Nairobi has a large Somali population, many of them students, and the district of Eastleigh, close to the Central Business District, has become an area largely populated by Nairobi’s non-Kenyan population. Though Al Shabaab have not claimed responsibility, it is entirely possible that these attacks have been carried out by sympathisers based locally, acting in accord with the public statements of the group’s leaders rather than from direct orders. It is tempting to see the group as a very organised entity, when in reality the likelihood is that its ideology is more pervasive amongst parts of Kenya’s population than its lines of communication are. Yet it would be foolish to analyse these two incidents as isolated ones. In the week after Kenya invaded Somalia, it is inevitable that these attacks be viewed as part of an Islamist backlash against the border crossings. A source told us last night that though Eastleigh is awash with guns and bullets, grenades are not so common and would have had to be transported from North Eastern, suggesting that these attacks have more concerted planning behind them. These are not simply lone crazies throwing grenades.

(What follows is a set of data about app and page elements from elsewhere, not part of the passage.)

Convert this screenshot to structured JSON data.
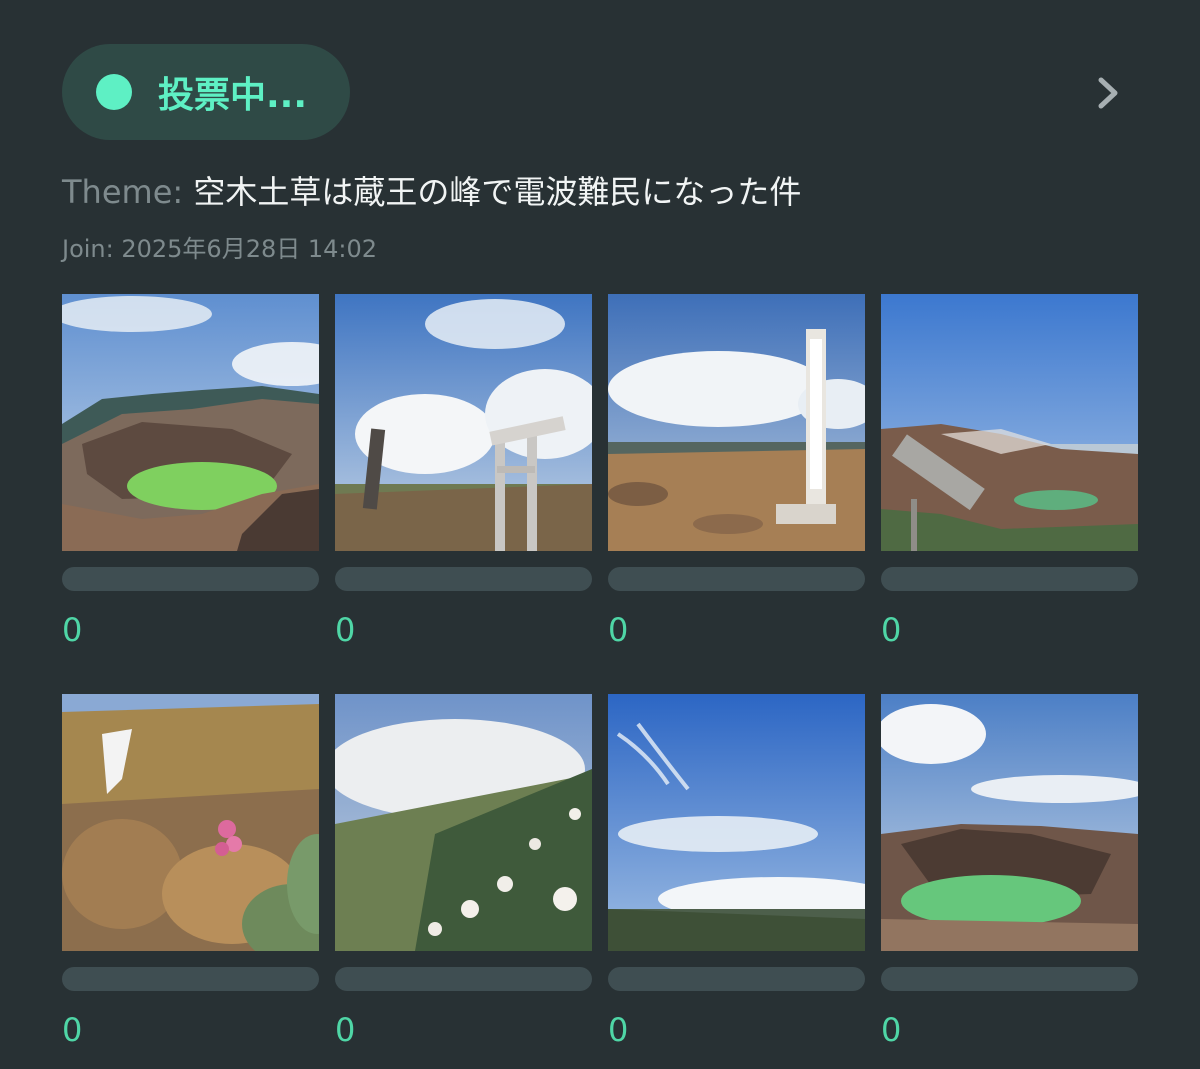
{
  "status": {
    "label": "投票中...",
    "accent": "#5ef0c4"
  },
  "header": {
    "next_icon": "chevron-right-icon"
  },
  "theme": {
    "label": "Theme:",
    "text": "空木土草は蔵王の峰で電波難民になった件"
  },
  "join": {
    "text": "Join: 2025年6月28日 14:02"
  },
  "entries": [
    {
      "count": "0"
    },
    {
      "count": "0"
    },
    {
      "count": "0"
    },
    {
      "count": "0"
    },
    {
      "count": "0"
    },
    {
      "count": "0"
    },
    {
      "count": "0"
    },
    {
      "count": "0"
    }
  ]
}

Tensions in Eastleigh have predictably grown. Nicknamed “little Mogadishu” because of its high population of Somali residents, it is now braced for a crackdown that will affect innocent Somalis as well as those with Al Shabaab connections. “We wake up prepared for a day and a time like this,” said one resident. “When world events will shape the daily livelihoods of the hundreds of thousands living in this little corner of Nairobi.” Paranoia is the inevitable result of incidents such as this, with all Somalis coming under suspicion. Comments on the Daily Nation’s report of the blasts included vitriol such as “It is very difficult to trust a Somali” and “This is the time the non-Kenyan Somalis be removed from Kenya”. The following was posted underneath NTV’s coverage of the attack on its YouTube page by an unidentified viewer: “This one now makes me hate Somalis with more passion! What kind of shitty people are these?! I just hope all this bastards could be shipped out of our Country or even Africa!”. Reports of police patrolling the area asking for identity cards have already surfaced. Arrests have occurred in Malindi and Nakuru. It is probable that the difficulties of properly identifying Al Shabaab sympathisers will foster an atmosphere of resentment against Somali residents in Kenya.
Nairobi today lives in fear. Our fixer last night answered a call from his wife, pleading for him to return home immediately. My taxi driver home told me that “people are scared, and people will be scared to go out in darkness”. Iteere pledged that the police were doing all they could to protect the population, and asked Kenyans to be vigilant and to try and avoid busy areas. Security has been stepped up across the city, but nobody can escape the feeling that a repeat of yesterday’s violence is possible anywhere, at any time.